4. It's cheap. Cans of chickpeas and tomatoes, an onion, oil, common spices you either already have or should just buy already, c'mon. 
5. It's easy. A very tiny bit of chopping, and then just stirring. 
6.. It's perfect for a crowd that includes dietary restrictions. It's vegetarian, but...dedicated carnivores: I promise you'll like it! It's also gluten free, and can easily be dairy free (and therefore vegan).

Lazy Chana Masala

 This is my fast version for when it's getting kinda late on a weekday - there are wonderful, more complex versions of this dish out there that are definitely worth trying, but this is tasty, filling, and pretty darn quick.

2 15 oz (or one 28 oz, close enough) can chickpeas
1 15 oz can chopped tomatoes
1 onion, diced
2 tbsp garam masala - See below
1 tbsp butter
2 tbsp cooking oil
1/2 c water

Optional but highly recommended:
Chopped cilantro, to taste
Chili of whatever kind - a jalapeno would be fine, or dried whatever works too. 
Fresh ginger, 1 or 2+ tablespoons, chopped or grated 
Lemon or lime juice, to taste, but start with a few good squeezes or a couple tablespoons.
Plain yogurt or sour cream or whatever sour plan dairy thing you like, a few dollops 
Cooked rice (I like to add a little more onion caramelized in butter, a decent amount of tumeric, maybe a tsp of coriander, and a handful of frozen peas to rice cooker for yellow rice.) or naan.
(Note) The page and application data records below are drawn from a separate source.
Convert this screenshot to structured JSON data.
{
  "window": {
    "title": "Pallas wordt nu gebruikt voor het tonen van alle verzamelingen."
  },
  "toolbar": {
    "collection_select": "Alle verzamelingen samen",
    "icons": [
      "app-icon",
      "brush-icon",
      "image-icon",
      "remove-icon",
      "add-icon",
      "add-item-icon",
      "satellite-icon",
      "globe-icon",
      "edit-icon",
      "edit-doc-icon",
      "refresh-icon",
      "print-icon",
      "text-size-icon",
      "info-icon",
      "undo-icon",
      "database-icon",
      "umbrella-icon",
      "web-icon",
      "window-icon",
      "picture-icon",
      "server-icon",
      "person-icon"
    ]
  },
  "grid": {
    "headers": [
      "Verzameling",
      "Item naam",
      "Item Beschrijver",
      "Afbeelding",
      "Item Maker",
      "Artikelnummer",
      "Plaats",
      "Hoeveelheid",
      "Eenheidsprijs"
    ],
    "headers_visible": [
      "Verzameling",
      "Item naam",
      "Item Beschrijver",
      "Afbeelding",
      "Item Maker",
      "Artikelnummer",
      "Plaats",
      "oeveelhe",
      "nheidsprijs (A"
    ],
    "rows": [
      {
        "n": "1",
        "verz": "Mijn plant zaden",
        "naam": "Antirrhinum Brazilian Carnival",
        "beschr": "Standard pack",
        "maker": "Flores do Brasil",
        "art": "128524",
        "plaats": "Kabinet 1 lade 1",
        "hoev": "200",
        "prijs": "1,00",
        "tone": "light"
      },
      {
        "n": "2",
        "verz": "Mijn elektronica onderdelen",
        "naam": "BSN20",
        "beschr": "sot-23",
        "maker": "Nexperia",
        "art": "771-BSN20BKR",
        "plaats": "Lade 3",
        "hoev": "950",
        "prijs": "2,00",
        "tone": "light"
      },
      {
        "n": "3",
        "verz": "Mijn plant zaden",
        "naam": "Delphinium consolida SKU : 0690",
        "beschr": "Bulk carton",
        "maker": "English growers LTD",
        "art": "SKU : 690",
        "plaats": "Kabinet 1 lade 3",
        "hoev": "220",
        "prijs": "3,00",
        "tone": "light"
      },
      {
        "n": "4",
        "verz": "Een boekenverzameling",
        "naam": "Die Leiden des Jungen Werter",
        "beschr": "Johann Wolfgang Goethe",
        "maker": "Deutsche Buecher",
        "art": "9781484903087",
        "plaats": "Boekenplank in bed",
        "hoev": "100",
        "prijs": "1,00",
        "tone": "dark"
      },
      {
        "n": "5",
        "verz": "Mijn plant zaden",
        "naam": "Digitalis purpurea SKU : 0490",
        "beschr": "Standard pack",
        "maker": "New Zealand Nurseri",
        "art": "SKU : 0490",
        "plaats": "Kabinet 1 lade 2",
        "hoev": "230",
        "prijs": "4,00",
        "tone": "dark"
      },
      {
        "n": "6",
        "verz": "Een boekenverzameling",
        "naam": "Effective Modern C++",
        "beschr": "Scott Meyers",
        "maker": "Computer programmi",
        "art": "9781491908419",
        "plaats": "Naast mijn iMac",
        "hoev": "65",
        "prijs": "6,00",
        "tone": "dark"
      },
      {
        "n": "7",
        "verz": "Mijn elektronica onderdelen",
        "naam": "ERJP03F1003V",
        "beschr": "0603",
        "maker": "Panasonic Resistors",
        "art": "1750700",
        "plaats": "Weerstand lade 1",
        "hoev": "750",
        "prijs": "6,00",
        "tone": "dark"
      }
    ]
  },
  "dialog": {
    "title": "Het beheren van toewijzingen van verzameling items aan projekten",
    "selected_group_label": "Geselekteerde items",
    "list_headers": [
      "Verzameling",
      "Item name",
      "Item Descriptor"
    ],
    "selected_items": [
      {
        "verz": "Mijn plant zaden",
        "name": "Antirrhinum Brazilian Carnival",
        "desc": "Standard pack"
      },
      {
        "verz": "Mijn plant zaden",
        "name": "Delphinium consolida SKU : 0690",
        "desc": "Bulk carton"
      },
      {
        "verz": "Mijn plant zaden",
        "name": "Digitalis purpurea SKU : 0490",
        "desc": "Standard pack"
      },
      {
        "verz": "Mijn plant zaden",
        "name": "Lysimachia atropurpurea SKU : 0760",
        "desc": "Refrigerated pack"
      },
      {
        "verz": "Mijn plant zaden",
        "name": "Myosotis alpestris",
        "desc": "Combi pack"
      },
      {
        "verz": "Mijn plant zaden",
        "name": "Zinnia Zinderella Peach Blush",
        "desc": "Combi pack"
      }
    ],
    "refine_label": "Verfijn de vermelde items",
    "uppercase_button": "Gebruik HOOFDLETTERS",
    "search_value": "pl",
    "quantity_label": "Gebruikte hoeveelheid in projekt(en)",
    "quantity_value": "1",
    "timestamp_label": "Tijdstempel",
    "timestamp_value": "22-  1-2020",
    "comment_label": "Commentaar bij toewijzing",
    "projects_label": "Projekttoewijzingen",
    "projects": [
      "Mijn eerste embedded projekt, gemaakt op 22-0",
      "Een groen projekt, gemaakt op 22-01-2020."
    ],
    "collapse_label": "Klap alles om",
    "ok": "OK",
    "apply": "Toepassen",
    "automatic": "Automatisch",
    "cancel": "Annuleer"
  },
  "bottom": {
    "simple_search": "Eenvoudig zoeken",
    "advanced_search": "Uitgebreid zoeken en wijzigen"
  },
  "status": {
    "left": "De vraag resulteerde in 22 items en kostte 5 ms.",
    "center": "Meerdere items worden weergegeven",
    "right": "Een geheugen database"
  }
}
Saute onion in butter and oil in a large saucepan or pot over medium heat until at least translucent, preferably somewhat caramelized.Add chopped fresh chili here, if using. Stir in garam masala (and fresh ginger, if using) and let the spices release the oils into the cooking oil for a minute or so. Drain and rinse the goopy stuff off of chickpeas and add to the pan, along with the tomatoes and water. Crush  a few of the chickpeas to release starch and thicken the dish a little. Cook everything together for at least 5 minutes ( much longer, 30+ minutes over low heat, is best.) if your rice isn't ready or you have the time), adding more water if the skillet gets dry, stirring occasionally.  Before serving, stir in lemon juice and cilantro, if using. Serve with rice or naan, plain yogurt or sour cream to dollop on top and stir in, and more lemon juice and cilantro.

Garam Masala

Garam masala is a spice blend used frequently in Indian cooking. You can buy it pre-mixed (Penzy's has it, as does the bulk section at the Whole Foods near me) or make it yourself. It can be extremely varied, and you can tweak the amounts of any of the spices to your liking. This is a simple version that I like - and you can throw together with spices that you already have, or at least can easily obtain. If you're interested in more complex versions, a quick Google search can be very illuminating. Also, it's delicious on squash or anything else you might use sweet spices with.
Spices called for are ground, because again, this is the lazy version. Whole ones ground yourself would, of course, be way more awesome.

1 tbsp coriander
1 tsp cumin
1 tsp cardamom
2 tsp black pepper
1 tsp cinnamon
1/2 tsp cloves
1 tsp ginger powder
1 tsp paprika 


-Tumeric - also good thrown in with the rice you're going to make with any of this stuff, btw
-Star anise
-Nutmeg (in small amounts, it can overwhelm quickly - I usually add a pinch, but I'm not a huge fan of it in general)
-Amchoor powder
-A bay leaf or two

Uh, mix them together. 

A few longer-form recipes:
Smitten Kitchen - I've made this one and I liked it

Manjula's Kitchen - Vegetarian Indian food blog